Google has officially announced a new version of Google Analytics, called "Google Analytics 4" from today. The system is based on the App + Web Property that Google introduced in July 2019; this, of course, joins the new branding that the company recently unveiled.
This is definitely a significant upgrade since Google launched Universal Analytics.
To review the system from different and special angles, I interviewed Yaniv Mazor, CMO & Growth Advisor, who mainly provides services to startups and sits in cool London.
Ido: Yaniv, thank you very much for staying with us and talking about Google Analytics 4. How do you feel about the system so far?
Yaniv: For me, it's still Early Days; there's no doubt the system is imposing in terms of UI and user experience, but it's not there yet in terms of features. Google has not yet migrated all the components, companies and organizations will have a hard time making a complete and perfect switch to the system; there is no doubt that it is not yet named in terms of the content of the components that were in the previous version. It feels like marketing executives and general executives need to work with 2 versions in parallel today.
Ido: What are the innovations?
I get much better insights in the context of social, awareness, and other analytics integrations that every marketing manager needs in 2020
Ido: Say, as one who is a Growth Hacker, how does this affect you? Does the system contribute to you from your point of view?
Yaniv: Very simple. A lot of things today can be personalized; the digital age is based on personalization, so it really helps. You can see that there is the ability to create a personalized ad. Growth people will have the ability to scale-up in a clearer, faster way; decision-making will be done on a data basis. In general - it seems that Google Analytics 4 was designed and tailored to the future dimensions of the "new" profession called Growth Hacker.
Another upgrade and innovation that the fourth version brings to the world are that Google Analytics was session-based until today. In contrast, today, the system goes to the place user-based, which indicates user preferences, cross-platform components have improved, which can help "utilize" marketing processes well more.
In general - it seems that Google Analytics 4 was designed and tailored to the future dimensions of the "new" profession called Growth Hacker.
Ido: Are you going to pass this on to your customers? Will you start migrating to the customers for whom you manage the marketing processes?
Yaniv: Listen, basically yes and no. It pays to be an Early Adapter, and the mindset is a test for me as an external CMO for companies. Yes, I started doing deployment to my clients to learn and understand what it's like. I already recognize that I have better insights. To my great joy, my clients trust me and know me, they know that being first in line can create some glitches, but we are exposed to a great many features that others do not have, they respect that.
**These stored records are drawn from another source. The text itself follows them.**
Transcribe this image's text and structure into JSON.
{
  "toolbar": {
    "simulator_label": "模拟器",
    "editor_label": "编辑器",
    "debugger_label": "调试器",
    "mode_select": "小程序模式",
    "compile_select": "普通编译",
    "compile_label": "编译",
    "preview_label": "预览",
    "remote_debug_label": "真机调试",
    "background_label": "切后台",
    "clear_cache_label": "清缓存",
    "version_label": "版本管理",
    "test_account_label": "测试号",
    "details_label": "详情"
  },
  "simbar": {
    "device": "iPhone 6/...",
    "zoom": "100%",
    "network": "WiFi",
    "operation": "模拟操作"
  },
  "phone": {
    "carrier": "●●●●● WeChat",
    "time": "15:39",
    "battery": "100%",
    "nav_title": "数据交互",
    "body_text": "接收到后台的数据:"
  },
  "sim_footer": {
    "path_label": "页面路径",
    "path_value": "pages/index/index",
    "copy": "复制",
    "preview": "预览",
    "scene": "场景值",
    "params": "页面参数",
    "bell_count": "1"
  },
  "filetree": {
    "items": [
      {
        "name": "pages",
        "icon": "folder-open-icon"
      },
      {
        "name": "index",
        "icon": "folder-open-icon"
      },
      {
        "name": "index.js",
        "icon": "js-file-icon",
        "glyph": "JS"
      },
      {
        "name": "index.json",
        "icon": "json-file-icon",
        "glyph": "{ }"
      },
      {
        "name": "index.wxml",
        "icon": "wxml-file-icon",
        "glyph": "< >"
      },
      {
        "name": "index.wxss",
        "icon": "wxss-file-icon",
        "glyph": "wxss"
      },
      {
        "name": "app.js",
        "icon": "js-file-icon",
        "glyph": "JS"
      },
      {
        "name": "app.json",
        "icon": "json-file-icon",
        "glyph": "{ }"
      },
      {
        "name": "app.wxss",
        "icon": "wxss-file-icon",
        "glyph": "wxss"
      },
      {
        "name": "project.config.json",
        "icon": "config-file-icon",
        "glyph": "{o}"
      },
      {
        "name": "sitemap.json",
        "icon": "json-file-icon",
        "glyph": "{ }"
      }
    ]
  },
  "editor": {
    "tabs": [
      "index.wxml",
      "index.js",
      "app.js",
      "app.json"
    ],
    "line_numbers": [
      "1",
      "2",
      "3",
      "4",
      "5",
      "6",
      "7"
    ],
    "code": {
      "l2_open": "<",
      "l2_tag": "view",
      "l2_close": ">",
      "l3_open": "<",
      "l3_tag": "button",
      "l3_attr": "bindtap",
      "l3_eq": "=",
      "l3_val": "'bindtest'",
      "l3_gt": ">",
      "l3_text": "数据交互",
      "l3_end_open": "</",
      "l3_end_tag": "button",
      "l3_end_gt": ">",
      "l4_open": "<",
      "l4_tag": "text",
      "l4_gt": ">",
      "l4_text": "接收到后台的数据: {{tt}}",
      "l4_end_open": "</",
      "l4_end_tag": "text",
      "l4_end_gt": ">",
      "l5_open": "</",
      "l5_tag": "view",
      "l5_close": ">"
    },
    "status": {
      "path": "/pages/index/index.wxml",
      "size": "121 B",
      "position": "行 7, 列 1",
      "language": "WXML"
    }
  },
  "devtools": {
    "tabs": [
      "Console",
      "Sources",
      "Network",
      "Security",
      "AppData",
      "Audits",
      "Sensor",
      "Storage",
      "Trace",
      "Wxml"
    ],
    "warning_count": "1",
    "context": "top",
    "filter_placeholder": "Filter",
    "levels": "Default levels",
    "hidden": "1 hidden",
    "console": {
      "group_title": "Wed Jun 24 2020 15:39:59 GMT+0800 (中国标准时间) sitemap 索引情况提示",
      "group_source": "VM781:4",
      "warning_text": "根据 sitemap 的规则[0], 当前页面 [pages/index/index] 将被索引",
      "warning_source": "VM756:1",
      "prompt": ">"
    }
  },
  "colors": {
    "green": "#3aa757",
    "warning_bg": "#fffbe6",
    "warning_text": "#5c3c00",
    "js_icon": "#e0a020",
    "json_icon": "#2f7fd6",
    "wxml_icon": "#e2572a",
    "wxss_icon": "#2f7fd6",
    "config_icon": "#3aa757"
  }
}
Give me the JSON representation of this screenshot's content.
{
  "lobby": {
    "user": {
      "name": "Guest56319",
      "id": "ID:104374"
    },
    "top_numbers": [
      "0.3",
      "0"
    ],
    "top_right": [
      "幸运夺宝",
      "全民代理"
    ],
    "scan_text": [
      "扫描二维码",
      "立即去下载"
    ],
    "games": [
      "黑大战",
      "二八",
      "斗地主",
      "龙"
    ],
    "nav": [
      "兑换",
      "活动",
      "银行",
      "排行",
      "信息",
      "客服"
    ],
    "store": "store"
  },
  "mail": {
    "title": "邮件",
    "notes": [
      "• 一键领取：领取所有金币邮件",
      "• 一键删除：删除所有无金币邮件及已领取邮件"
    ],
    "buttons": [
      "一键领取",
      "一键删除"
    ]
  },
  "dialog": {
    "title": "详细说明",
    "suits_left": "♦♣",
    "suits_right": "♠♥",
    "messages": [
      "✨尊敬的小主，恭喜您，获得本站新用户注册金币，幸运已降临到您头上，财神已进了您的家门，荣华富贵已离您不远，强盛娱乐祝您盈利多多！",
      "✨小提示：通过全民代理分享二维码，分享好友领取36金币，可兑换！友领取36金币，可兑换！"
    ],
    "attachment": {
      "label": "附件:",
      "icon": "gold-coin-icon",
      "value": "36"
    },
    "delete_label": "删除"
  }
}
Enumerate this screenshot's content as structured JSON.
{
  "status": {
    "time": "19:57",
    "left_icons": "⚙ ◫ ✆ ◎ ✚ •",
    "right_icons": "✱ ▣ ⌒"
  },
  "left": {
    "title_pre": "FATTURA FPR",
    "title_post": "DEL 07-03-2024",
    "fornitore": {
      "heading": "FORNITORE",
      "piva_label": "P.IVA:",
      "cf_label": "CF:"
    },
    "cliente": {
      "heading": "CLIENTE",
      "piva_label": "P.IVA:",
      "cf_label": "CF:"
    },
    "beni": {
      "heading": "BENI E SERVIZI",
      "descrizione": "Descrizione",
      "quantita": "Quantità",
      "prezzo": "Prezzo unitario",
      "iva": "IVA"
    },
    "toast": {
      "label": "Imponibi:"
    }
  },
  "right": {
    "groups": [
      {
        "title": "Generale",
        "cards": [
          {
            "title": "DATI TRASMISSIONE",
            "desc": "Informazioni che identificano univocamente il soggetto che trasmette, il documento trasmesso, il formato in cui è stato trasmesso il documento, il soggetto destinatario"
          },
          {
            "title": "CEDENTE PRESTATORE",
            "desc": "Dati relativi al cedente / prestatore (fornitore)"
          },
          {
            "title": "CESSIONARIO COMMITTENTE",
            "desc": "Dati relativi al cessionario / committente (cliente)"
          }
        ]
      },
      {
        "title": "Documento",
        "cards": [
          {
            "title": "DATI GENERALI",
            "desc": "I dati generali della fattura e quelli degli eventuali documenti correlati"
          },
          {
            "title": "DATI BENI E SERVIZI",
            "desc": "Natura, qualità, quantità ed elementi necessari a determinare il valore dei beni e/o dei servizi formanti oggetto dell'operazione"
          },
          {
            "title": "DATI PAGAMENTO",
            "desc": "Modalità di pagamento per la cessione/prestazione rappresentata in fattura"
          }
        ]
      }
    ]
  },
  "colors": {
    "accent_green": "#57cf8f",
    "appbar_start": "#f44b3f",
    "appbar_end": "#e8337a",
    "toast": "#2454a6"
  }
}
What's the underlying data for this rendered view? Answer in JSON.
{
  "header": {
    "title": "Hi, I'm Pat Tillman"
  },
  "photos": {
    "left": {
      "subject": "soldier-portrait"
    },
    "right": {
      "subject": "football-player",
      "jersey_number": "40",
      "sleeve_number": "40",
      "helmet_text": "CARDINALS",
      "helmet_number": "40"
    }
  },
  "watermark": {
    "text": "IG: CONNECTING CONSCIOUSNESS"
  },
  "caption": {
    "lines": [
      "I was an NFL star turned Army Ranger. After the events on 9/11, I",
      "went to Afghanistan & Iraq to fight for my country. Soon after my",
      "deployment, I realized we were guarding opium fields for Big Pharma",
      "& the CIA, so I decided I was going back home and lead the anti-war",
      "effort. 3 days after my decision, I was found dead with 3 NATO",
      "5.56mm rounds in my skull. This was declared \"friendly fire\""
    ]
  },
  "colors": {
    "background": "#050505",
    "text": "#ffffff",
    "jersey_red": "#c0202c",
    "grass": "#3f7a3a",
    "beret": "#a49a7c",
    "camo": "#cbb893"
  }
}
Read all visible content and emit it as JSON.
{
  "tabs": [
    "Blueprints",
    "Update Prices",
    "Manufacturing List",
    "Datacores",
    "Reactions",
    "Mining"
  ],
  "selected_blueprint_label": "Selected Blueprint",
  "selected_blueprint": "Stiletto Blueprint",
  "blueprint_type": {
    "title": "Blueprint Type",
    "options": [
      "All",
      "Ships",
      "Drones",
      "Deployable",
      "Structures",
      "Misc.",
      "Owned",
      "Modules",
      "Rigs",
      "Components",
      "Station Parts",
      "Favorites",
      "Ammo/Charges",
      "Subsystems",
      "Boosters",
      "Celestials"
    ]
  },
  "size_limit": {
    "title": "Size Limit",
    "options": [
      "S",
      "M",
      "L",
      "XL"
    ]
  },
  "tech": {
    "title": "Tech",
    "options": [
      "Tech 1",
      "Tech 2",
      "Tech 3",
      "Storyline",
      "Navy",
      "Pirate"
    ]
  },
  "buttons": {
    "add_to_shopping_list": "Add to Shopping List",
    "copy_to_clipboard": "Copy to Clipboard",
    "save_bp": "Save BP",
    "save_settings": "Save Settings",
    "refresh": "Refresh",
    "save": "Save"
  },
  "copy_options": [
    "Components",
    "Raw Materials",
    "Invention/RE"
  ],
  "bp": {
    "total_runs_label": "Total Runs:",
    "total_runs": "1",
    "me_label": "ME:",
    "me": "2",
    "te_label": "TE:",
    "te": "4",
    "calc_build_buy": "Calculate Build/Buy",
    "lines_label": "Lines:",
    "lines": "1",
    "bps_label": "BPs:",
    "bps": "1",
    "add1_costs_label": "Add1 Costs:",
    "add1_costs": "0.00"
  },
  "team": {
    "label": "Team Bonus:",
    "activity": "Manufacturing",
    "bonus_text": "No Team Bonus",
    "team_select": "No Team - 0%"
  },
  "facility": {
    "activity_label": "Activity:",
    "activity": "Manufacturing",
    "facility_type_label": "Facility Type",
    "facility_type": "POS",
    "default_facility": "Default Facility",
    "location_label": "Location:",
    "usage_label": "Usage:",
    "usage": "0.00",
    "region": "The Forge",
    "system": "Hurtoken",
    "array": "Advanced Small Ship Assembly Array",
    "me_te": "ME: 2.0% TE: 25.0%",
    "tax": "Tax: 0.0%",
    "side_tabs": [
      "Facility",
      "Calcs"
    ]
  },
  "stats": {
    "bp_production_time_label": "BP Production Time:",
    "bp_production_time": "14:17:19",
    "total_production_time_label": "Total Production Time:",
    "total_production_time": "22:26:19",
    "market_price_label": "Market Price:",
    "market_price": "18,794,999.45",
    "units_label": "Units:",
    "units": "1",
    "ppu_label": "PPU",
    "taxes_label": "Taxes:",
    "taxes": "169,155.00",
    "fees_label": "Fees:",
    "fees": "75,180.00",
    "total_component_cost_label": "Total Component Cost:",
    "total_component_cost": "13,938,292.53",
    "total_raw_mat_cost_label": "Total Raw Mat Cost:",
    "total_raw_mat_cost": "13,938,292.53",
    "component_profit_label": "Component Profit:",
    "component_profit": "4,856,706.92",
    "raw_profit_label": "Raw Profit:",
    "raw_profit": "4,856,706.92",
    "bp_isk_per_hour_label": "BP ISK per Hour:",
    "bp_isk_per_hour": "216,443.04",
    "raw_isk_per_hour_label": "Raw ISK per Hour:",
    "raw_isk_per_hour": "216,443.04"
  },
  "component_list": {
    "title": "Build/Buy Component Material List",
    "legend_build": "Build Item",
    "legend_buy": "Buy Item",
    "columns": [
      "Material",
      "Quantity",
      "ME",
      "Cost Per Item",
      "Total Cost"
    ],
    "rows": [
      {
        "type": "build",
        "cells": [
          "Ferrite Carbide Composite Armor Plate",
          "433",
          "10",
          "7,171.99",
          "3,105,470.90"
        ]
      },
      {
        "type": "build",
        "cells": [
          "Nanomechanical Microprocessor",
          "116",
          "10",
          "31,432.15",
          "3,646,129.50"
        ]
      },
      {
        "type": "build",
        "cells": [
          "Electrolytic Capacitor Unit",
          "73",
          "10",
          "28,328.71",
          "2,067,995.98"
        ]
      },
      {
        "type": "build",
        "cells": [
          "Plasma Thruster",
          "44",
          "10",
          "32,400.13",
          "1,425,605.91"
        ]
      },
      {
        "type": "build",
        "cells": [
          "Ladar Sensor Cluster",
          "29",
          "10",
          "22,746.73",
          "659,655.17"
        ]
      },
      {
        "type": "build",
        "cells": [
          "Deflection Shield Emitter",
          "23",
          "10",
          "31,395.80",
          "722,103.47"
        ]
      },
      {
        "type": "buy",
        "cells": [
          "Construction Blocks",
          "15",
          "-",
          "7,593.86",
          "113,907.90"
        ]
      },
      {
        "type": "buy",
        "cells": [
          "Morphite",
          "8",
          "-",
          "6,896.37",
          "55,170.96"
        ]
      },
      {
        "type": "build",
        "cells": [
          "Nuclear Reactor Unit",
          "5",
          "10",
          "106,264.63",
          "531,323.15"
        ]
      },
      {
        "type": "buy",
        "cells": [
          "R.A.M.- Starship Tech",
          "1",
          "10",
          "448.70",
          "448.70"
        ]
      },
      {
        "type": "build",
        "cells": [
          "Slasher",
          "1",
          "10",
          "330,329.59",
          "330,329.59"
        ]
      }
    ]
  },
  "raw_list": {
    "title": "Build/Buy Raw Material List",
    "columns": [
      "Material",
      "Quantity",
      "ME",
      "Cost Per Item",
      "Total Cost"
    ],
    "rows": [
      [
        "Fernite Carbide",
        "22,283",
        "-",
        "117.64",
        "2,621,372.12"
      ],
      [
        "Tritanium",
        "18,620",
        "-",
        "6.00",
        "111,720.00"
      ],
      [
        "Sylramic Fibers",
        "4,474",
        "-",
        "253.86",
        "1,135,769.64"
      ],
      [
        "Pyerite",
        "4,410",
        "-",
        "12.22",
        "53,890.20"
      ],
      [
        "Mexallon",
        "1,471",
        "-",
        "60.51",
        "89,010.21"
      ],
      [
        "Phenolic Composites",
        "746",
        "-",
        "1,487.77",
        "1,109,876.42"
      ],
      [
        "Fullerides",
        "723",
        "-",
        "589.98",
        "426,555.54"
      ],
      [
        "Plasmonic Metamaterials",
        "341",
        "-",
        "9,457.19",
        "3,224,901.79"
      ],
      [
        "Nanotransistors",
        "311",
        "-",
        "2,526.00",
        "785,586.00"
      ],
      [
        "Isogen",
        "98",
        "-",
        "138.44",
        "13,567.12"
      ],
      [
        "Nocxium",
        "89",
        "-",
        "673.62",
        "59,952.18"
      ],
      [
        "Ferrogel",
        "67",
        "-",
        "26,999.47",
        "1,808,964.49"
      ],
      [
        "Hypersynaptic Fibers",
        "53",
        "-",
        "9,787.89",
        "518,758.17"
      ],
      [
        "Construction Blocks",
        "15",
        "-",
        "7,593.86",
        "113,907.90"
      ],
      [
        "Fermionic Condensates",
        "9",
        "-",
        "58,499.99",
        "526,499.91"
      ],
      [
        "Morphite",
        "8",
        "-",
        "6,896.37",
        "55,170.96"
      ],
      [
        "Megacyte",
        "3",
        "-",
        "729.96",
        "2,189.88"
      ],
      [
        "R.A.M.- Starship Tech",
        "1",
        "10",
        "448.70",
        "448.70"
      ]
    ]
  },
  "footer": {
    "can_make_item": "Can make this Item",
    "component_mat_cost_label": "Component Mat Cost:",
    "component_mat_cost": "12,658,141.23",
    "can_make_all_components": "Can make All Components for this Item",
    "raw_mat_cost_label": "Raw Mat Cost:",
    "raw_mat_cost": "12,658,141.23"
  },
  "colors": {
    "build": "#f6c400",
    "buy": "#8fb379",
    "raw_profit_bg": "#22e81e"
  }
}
By and large, Growth is a process and a profession of learning, so many CEOs, VPs I work with respect that and even love these attempts that I make for them and me.
I can already say that probably agencies or consultants who do e-commerce will not switch to Google Analytics 4 because many features are limited; for example, IP filters are missing, data import is missing, and more. The list is still long, but again - there are also quite a few benefits.
Tools that have interfaced to date with the third version are not going to get hurt at 4. If you are interested in doing Big Data, GA4 does a better job than the previous version. It does not need the very expensive 360 version; the fourth version brings and will definitely bring very nice added value to its users.